**Material to process**.

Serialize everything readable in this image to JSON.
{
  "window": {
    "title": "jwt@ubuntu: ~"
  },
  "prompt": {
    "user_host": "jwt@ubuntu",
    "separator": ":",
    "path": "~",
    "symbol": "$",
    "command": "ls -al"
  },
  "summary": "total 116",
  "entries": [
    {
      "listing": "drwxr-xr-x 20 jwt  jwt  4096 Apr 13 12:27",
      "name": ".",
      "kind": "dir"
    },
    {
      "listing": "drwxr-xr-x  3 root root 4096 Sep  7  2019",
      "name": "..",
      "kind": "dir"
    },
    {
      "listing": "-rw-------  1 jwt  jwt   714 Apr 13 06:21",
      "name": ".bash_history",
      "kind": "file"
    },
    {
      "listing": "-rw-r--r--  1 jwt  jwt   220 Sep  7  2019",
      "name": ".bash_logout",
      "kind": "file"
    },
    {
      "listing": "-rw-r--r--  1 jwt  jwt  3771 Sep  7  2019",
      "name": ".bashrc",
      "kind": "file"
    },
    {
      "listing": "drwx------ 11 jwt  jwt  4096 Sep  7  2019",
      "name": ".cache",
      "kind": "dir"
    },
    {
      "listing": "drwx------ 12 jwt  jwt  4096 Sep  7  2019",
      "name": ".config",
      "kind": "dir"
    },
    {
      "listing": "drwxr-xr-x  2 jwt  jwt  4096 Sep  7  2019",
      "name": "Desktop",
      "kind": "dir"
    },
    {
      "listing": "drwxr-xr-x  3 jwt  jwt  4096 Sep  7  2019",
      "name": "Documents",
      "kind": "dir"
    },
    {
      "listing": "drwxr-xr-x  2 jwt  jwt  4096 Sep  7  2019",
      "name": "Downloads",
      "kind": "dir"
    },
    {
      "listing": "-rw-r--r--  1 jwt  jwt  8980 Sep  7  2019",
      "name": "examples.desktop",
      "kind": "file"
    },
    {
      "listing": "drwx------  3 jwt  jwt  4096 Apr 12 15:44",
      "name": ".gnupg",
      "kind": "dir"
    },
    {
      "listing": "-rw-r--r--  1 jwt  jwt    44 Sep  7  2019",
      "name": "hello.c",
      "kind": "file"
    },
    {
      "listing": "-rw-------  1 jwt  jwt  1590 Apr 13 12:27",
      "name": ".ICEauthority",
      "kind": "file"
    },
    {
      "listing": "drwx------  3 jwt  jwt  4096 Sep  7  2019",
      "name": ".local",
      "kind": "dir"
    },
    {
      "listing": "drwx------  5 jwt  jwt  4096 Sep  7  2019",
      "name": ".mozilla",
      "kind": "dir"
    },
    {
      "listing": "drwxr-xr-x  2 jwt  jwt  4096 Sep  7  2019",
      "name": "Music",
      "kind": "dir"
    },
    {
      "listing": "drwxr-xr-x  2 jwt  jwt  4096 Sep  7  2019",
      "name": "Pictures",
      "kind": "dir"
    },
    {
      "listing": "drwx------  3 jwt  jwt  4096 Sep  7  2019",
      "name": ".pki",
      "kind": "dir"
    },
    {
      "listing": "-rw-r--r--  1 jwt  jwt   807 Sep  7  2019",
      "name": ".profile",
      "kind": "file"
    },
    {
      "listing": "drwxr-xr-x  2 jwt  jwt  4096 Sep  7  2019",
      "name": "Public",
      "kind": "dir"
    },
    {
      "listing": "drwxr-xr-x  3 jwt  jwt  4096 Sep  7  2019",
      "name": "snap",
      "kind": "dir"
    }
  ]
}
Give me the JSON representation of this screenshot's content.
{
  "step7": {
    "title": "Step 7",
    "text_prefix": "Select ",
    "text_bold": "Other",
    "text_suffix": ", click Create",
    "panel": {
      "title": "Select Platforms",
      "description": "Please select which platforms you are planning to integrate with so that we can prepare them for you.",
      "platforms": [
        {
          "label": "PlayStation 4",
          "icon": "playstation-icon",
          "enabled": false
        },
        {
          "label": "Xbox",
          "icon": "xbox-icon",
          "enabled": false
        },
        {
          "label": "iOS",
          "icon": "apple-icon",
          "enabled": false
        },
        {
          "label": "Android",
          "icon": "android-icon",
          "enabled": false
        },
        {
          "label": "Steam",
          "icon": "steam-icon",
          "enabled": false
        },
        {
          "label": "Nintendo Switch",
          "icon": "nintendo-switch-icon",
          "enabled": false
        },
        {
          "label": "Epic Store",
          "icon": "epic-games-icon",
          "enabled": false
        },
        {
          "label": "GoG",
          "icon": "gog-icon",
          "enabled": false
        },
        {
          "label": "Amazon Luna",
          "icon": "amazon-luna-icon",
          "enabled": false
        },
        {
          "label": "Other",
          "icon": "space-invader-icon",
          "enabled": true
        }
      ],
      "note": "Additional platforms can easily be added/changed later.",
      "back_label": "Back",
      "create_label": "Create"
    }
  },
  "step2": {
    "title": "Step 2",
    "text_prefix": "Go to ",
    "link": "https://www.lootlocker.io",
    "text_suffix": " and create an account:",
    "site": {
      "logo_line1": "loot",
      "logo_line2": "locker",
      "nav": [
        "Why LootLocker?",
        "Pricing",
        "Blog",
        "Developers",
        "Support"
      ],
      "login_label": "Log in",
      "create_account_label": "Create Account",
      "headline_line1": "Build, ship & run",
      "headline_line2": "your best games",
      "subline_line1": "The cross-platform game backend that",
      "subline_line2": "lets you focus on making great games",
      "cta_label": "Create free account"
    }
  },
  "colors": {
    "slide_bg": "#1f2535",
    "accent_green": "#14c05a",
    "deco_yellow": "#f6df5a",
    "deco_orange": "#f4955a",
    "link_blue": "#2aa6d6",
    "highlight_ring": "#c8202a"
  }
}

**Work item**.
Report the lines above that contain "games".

**Reply**.
          "icon": "epic-games-icon",
      "headline_line2": "your best games",
      "subline_line2": "lets you focus on making great games",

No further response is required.